Vision Super has reassured local councils the $7.5 billion fund has protected its defined benefit (DB) members from share market downturns thanks to a tail risk hedging strategy.
Vision Super chief investment officer Michael Wyrsch said management of the defined benefit plan "requires a balance between taking risks to meet demanding funding objectives to be able to make the defined benefit payments, and federal regulation requiring benefits to be fully funded every step of the way - not just when they are due to be paid."
Wyrsch said the fund's customised DB investment strategy includes derivative instruments to reduce exposure to equities to assist performance in market downturns.
"Our careful investment strategy in the defined benefit plan effectively provides insurance against fluctuating markets, and the result has been a resounding success story for a mature defined benefit plan," he said.
Vision Super added it employs a broad diversified strategy across many asset classes to reduce risk. The customised initiatives - including tail risk hedging - help meet return targets for the DB plan and minimise the need for councils to provide additional contributions to meet the liabilities they have to their employees.
The fund reported to councils that the benefits of its tail risk hedging strategy and other strategies were seen during the September 2015 quarter and January 2016 - periods of significant market fluctuations.

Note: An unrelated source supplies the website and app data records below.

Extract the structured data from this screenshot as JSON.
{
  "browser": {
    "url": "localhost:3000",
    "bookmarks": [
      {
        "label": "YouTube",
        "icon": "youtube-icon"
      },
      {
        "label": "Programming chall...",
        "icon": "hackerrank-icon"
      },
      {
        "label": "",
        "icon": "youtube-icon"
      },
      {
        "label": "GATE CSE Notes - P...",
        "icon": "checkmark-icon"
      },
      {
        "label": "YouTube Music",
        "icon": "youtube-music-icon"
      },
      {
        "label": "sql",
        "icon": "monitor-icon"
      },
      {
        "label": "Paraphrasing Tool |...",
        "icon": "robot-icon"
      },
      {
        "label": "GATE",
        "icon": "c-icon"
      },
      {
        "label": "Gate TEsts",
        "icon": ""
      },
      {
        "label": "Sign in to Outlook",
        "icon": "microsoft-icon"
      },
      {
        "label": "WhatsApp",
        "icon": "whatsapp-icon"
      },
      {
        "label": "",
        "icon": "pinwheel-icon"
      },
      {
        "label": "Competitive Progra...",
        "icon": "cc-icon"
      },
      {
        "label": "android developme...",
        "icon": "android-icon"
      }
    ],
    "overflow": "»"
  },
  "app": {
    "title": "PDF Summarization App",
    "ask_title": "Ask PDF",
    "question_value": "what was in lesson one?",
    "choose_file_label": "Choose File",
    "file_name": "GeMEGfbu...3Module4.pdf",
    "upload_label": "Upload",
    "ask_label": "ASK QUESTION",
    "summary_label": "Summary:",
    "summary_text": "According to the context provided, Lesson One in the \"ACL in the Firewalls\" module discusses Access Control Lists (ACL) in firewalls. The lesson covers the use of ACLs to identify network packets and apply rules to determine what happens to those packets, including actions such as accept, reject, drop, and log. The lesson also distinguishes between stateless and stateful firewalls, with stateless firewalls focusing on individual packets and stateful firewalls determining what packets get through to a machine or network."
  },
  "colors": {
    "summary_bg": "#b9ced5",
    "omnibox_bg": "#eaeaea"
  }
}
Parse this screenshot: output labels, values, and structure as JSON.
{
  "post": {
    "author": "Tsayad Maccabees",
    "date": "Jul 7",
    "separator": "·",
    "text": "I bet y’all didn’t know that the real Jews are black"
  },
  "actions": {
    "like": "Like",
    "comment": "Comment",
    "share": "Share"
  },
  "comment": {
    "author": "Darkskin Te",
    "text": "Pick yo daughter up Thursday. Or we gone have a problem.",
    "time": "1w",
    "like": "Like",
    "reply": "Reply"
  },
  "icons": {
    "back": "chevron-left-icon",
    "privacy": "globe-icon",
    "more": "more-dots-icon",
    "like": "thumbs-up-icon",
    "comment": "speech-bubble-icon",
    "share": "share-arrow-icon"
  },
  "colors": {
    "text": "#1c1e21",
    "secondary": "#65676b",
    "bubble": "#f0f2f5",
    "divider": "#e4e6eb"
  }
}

Vision Super said it monitors its Vested Benefit Index (VBI) position regularly and increases this monitoring during periods of significant market volatility as required by law.
It said stringent rules introduced by the Australian Prudential Regulation Authority (APRA) in 2013 made DB funds more sensitive to the performance of investment markets. The rules assume that every DB member will leave the fund on the same day every day.